The shadow of his peloton
For roller coasters.

The tarmac is melting.
The roller coaster must be climbing.

It was afternoon all morning.
It was shining
And it was going to shine.
The roller coaster sat
In the steely loops.


Isn't it wonderful? You can find the Poetry Friday round-up at Write Time.

Thursday, July 10, 2014


There is no exquisite beauty… without some strangeness in the proportion.
~Edgar Allan Poe

Proud as a peacock to be sharing these with you today :-)

Poster by Umberto Bottazzi

Illustration from An Argosy of Fables
by Paul Bransom

Painting from the Babur Nama. National Museum, New Delhi

Fine Feathers make Fine Birds
Etching by Amalie Bauerle for "The Yellow Book," London, 1897

Peacock Spreads Its Tail

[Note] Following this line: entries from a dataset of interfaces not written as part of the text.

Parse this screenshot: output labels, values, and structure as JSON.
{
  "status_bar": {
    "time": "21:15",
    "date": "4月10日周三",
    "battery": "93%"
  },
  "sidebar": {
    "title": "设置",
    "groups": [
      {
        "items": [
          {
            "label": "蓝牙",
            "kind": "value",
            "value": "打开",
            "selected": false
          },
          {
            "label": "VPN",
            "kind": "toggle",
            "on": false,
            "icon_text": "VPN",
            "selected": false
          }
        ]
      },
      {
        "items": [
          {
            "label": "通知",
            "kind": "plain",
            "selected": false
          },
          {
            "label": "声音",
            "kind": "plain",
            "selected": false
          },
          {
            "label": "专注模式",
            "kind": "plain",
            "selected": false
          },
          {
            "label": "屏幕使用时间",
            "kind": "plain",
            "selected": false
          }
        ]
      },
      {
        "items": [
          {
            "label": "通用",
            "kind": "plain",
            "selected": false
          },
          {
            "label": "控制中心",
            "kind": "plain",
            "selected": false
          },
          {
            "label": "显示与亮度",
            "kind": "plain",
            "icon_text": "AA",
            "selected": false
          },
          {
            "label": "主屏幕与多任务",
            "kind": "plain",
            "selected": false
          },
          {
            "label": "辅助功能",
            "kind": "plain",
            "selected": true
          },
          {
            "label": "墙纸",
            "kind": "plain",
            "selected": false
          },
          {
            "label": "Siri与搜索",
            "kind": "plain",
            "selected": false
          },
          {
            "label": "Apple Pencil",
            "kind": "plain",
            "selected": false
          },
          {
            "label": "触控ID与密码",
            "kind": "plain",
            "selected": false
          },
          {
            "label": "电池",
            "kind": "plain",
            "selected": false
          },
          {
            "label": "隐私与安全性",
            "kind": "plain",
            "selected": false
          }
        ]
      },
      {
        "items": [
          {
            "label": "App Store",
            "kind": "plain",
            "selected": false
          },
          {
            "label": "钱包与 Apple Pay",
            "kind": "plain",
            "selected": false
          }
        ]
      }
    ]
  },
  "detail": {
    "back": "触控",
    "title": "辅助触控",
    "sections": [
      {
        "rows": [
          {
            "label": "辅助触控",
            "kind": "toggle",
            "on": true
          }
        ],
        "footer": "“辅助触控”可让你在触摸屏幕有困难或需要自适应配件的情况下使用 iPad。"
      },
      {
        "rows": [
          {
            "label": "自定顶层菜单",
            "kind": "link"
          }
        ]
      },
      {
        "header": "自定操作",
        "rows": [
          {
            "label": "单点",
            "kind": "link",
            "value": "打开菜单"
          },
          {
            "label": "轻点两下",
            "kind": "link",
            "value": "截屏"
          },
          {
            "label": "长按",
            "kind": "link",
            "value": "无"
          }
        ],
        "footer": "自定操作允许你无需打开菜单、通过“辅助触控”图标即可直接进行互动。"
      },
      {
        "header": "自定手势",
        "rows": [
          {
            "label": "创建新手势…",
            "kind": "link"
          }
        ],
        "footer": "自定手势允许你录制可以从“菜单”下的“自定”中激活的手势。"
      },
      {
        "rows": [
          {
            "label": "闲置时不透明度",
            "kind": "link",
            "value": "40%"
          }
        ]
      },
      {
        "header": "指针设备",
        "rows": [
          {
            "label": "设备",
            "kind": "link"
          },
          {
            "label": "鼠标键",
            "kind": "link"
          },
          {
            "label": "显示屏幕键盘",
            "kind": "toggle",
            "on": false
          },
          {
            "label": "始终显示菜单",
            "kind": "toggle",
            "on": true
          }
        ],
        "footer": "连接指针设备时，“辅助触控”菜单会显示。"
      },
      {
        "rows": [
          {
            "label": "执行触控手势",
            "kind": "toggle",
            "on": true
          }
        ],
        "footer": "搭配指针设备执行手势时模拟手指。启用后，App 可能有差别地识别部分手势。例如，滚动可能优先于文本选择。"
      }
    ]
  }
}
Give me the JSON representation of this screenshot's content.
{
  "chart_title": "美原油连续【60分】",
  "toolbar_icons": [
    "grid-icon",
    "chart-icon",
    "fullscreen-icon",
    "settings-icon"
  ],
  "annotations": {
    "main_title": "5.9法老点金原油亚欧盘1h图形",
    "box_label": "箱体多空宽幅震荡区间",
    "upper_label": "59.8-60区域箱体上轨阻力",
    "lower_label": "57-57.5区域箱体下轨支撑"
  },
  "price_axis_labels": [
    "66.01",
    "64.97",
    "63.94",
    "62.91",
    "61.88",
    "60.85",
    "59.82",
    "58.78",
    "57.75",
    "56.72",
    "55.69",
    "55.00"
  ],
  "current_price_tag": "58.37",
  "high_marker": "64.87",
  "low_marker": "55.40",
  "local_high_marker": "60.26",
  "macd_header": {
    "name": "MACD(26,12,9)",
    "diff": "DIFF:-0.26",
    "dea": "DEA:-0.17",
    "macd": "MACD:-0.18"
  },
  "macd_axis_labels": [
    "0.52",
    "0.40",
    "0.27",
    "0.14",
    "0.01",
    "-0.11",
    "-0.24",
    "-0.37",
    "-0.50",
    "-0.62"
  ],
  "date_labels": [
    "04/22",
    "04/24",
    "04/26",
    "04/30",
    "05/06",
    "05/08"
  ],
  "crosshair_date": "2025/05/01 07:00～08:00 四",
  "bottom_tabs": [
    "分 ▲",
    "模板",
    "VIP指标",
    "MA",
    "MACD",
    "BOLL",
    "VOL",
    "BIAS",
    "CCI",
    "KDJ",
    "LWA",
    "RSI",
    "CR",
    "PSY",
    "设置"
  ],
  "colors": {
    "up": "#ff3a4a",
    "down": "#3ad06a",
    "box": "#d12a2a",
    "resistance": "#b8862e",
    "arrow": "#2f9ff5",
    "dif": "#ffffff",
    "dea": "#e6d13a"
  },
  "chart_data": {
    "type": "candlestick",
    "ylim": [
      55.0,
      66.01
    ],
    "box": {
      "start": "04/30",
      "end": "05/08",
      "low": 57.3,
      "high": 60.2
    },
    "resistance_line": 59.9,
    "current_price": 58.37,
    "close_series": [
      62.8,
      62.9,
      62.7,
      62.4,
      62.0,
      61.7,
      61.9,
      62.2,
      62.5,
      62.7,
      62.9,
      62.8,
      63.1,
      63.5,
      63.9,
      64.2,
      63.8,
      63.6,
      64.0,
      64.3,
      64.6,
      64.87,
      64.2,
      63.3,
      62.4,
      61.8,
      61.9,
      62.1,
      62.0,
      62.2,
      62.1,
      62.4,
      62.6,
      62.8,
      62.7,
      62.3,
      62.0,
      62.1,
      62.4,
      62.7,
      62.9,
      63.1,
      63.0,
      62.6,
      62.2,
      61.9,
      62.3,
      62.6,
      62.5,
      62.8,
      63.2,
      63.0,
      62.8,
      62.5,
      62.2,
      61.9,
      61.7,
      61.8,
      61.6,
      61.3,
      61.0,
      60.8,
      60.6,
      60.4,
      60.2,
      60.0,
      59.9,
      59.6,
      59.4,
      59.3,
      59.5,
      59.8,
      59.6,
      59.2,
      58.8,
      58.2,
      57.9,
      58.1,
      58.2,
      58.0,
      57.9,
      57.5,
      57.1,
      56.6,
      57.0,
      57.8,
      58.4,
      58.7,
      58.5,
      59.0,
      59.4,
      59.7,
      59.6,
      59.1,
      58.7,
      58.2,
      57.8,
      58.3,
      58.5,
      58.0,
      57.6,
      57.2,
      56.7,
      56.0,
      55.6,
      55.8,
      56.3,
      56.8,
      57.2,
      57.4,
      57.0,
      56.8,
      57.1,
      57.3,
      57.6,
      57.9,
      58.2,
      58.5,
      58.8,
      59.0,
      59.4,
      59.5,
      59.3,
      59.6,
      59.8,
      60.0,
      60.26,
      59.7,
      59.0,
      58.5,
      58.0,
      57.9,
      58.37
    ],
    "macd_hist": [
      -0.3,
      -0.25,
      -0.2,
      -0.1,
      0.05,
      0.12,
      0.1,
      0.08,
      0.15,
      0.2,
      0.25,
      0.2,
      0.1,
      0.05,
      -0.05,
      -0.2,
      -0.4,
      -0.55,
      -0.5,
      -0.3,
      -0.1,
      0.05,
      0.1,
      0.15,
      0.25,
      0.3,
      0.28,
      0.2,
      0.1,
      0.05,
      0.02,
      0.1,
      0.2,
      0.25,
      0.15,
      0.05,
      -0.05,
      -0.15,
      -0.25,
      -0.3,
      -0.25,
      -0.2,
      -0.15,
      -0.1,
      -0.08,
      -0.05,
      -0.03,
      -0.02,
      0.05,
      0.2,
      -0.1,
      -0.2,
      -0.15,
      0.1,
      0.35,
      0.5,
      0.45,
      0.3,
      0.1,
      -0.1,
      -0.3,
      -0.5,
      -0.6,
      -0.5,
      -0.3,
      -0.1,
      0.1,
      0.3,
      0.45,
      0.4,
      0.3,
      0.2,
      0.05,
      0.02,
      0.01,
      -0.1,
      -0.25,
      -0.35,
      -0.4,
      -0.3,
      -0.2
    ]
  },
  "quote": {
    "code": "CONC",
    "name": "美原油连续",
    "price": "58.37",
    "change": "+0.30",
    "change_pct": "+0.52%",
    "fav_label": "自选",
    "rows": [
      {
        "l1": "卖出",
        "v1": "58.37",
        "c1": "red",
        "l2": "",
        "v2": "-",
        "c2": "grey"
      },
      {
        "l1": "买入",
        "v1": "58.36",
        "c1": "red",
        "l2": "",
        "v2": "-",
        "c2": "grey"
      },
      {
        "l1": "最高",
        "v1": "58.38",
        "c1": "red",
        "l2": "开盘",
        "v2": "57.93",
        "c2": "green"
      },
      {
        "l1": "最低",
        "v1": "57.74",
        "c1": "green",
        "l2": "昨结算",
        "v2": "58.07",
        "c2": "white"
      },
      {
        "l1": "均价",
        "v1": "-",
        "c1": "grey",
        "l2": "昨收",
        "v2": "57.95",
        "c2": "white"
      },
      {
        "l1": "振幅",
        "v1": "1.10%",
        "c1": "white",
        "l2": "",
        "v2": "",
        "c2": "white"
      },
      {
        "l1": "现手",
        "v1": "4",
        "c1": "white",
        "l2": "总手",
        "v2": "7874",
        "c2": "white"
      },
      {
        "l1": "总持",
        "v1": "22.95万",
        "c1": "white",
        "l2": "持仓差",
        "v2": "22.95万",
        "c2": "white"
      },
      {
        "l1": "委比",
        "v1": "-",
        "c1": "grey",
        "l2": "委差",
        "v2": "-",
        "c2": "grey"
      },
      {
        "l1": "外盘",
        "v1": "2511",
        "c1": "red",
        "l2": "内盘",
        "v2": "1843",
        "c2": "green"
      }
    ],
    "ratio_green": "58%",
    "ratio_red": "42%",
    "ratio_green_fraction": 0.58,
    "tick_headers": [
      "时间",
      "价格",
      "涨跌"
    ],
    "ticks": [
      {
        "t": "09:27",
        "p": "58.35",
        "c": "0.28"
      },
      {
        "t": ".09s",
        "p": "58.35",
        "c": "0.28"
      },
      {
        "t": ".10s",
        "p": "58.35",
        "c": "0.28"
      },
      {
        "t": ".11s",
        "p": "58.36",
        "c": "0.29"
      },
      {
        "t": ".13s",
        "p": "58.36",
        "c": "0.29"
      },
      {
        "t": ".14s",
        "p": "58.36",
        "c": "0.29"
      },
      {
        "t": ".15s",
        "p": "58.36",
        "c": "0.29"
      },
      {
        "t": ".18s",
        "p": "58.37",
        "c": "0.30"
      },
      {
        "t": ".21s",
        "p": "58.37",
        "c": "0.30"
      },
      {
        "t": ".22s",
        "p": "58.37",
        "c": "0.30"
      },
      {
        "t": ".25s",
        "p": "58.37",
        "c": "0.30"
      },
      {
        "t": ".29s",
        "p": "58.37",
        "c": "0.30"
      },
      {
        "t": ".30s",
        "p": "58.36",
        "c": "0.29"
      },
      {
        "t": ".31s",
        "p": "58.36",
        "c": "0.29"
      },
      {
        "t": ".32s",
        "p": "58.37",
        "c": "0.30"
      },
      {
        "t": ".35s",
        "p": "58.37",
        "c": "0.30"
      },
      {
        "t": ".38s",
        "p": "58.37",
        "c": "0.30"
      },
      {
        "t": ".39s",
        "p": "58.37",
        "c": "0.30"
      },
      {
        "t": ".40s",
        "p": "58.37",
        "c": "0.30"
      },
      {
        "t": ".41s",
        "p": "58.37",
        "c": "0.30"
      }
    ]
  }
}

Woman with Peacocks, from "L'Estampe Moderne," Paris, 1897-99
by Louis John Rhead

La Libre Esthétique poster

Kujakuzu (Left)
by Mori Sosen, 1747 - 1821

Peacock and Dragon
designed by William Morris (1834 - 1896)

Paonmosaïque, Notre-Dame
photo by Robert Valette

Woman with peacock
by Edmond Aman-Jean

Friday, July 4, 2014

The Whole Place

The Solipsist
By Troy Jollimore

Don't be misled:
that sea-song you hear
when the shell's at your ear?
It's all in your head.

That primordial tide—
the slurp and salt-slosh
of the brain's briny wash—
is on the inside.

Truth be told, the whole place,
everything that the eye
can take in, to the sky
and beyond into space,

read the rest here


Heidi at My Juicy Little Universe is our Poetry Friday round-up host today.

Thursday, July 3, 2014


So many days you passed me by
See the tear standing in my eye
You didn't stop to make me feel better
By leaving me a card or a letter
~Please Mr. Postman

Inventive, decorative, and unexpected mailboxes today:

Steebo -- Guns and Roses
photo by Zen Sutherland

Mushroom Mailbox with Stem Ring
photo by Zen Sutherland

photo by Kevin Dooley

Bronze letter-box
photo by Dauvit Alexander

photo by Sue

Letter Box
photo by Phil Bartle

photo by Kevin Krebs

No 487
photo by Richard Lehnert

USPS R2D2 Mailbox
photo by Brian Beatty